Memorandum by Mr. Robert M. McClintock to the Under Secretary of State (Lovett)1
Subject: Check list on future Palestine developments.
If the trend in the Security Council continues to the point envisaged in the Department’s telegram to Ambassador Austin, No. 107 of March 5 (which position has been approved by the President), we shall presently find ourselves involved in a special session of the General Assembly, whose probable outcome will be the establishment of a United Nations trusteeship for Palestine. In such event the emphasis will be shifted, so far as the maintenance of international peace and security is concerned, from the threat of Arab aggression to a new threat of Jewish attempts by violence to establish a de facto State in Palestine. The following check list is submitted as a matter of urgency to highlight certain of the problems for which this Government must find answers in the very near future.
Detailed draft trusteeship agreements2 have been worked out by DA rand NE calling for either a direct United Nations trusteeship over Palestine or a trusteeship of the three residuary legatees of World War I—United States, United Kingdom, and France. These draft agreements both stress the paramount powers of a strong governor.[Page 698]
2. United States control over efforts of American Jews to send arms or emigrants to Palestine.
The present arms embargo should suffice as a legal barrier to the efforts of American Jews to run guns and other implements of war into Palestine. However, our legal machinery seems somewhat defective in preventing Jewish corporations from purchasing American vessels for foreign registry with the eventual aim of using these ships for bringing clandestine emigrants to Palestine. The withdrawal of the British from Palestine and their replacement by a United Nations administration would presumably not alter our responsibilities to prevent the United States being used as a base for illegal immigration activity.
If the trusteeship were established the United States should strongly support measures for an orderly and increased immigration of Jews to Palestine. We should advocate that this migration should be controlled from the source by the IBO and at the destination by the new United Nations government of Palestine.
4. Security Forces.
If a United Nations trusteeship is established some form of force must be provided to maintain the integrity of the trusteeship. Such a force would include naval patrol vessels to prevent gun-running and illegal immigration, and land and air security forces to maintain the integrity of the land frontiers of Palestine, as well as internal order and security pending the development by the governor of Palestine of local security forces. Under either of the types of trusteeship envisaged by the Department, the United States would be a participant, and prompt study should be made on the basis of the experience of the British Government in Palestine of minimum security needs, with a view to supplying the United States portion of those requirements by a May 15 deadline.
5. Representations to the United Kingdom.
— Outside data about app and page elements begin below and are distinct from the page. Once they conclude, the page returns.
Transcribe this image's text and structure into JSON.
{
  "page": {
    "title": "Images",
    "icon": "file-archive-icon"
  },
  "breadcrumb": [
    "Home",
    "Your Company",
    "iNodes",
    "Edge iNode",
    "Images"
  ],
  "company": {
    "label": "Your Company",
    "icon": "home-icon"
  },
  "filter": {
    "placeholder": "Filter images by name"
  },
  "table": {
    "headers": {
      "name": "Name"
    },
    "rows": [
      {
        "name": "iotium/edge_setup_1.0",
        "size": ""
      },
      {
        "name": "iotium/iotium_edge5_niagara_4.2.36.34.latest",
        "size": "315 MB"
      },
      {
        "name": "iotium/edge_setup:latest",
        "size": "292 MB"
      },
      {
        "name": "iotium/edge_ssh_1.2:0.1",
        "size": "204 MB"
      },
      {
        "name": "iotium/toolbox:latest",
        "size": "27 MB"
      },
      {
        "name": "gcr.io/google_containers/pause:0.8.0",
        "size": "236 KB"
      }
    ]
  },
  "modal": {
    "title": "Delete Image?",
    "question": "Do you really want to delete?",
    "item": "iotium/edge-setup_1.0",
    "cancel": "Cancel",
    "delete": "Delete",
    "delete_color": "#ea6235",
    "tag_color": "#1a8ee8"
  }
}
The problems raised in this check list would be brought measurably closer to satisfactory solution if the United Kingdom could be prevailed upon to carry the major immediate burden for possibly six or eight months longer than the British Government now intends. If the United Kingdom could find it possible to maintain its existing naval patrol and to second officers and local security forces of the present government of Palestine to the trusteeship administration, the task of transition from one regime to the other would be greatly simplified. It would be politically impossible, no doubt, for the British Government to agree to shoulder the whole burden of the security problem, but the members of the United Nations have reasonable warrant to [Page 699] look to the United Kingdom to cease its precipitate withdrawal from Palestine and to assume responsibility, even on a diminishing scale, until the new trusteeship government is squarely on its feet. Once the Security Council has reached a decision to call a special session of the General Assembly immediate representations would be in order to the British Government suggesting that the period of transition be extended beyond May 15 to the end of this year, with assurances that the United States will be willing to do its part in the joint UN effort.3
- Addressed also to Mr. Henderson and John D. Hickerson, Director of the Office of European Affairs. Mr. McClintock transmitted a copy to Charles E. Bohlen, Counselor of the Department, with his memorandum of March 18.↩
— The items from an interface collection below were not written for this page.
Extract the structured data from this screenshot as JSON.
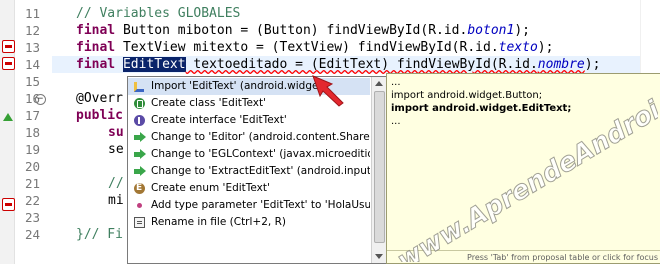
{
  "editor": {
    "line_numbers": [
      "11",
      "12",
      "13",
      "14",
      "15",
      "16",
      "17",
      "18",
      "19",
      "20",
      "21",
      "22",
      "23",
      "24"
    ],
    "lines": {
      "l11": "// Variables GLOBALES",
      "l12_kw": "final",
      "l12_a": " Button miboton = (Button) findViewById(R.id.",
      "l12_b": "boton1",
      "l12_c": ");",
      "l13_kw": "final",
      "l13_a": " TextView mitexto = (TextView) findViewById(R.id.",
      "l13_b": "texto",
      "l13_c": ");",
      "l14_kw": "final",
      "l14_sel": "EditText",
      "l14_a": " textoeditado = (EditText) findViewById(R.id.",
      "l14_b": "nombre",
      "l14_c": ");",
      "l16": "@Overr",
      "l17": "public",
      "l18": "su",
      "l19": "se",
      "l21": "//",
      "l22": "mi",
      "l24": "}// Fi"
    }
  },
  "proposals": {
    "items": [
      {
        "icon": "import-icon",
        "label": "Import 'EditText' (android.widget)"
      },
      {
        "icon": "create-class-icon",
        "label": "Create class 'EditText'"
      },
      {
        "icon": "create-interface-icon",
        "label": "Create interface 'EditText'"
      },
      {
        "icon": "change-icon",
        "label": "Change to 'Editor' (android.content.SharedPre"
      },
      {
        "icon": "change-icon",
        "label": "Change to 'EGLContext' (javax.microedition.kh"
      },
      {
        "icon": "change-icon",
        "label": "Change to 'ExtractEditText' (android.inputmet"
      },
      {
        "icon": "create-enum-icon",
        "label": "Create enum 'EditText'"
      },
      {
        "icon": "add-type-parameter-icon",
        "label": "Add type parameter 'EditText' to 'HolaUsuario'"
      },
      {
        "icon": "rename-icon",
        "label": "Rename in file (Ctrl+2, R)"
      }
    ]
  },
  "preview": {
    "line1": "...",
    "line2": "import android.widget.Button;",
    "line3": "import android.widget.EditText;",
    "line4": "...",
    "status": "Press 'Tab' from proposal table or click for focus"
  },
  "watermark": "www.AprendeAndroid.com",
  "colors": {
    "keyword": "#7f0055",
    "comment": "#3f7f5f",
    "field": "#0000c0",
    "selection": "#0a246a",
    "error": "#ff0000"
  }
}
- The first draft of a trusteeship agreement for Palestine found in the Department files by the editors was prepared on February 11, 1948, by officers of the Office of Near Eastern and African Affairs and of the Office of United Nations Affairs. The draft called for a Three-Power trusteeship by France, the United Kingdom and the United States as the remaining Principal Allied and Associated Powers. A second draft prepared by the same group and dated the following day, designated the United Nations as the Administering Authority. The drafts are presumably the documents referred to here; they are filed under 501.BB Palestine/2–1148.↩
- Marginal notation by Mr. Lovett: “We should attempt, I think, to supply naval & air support as our contribution at the outset.”↩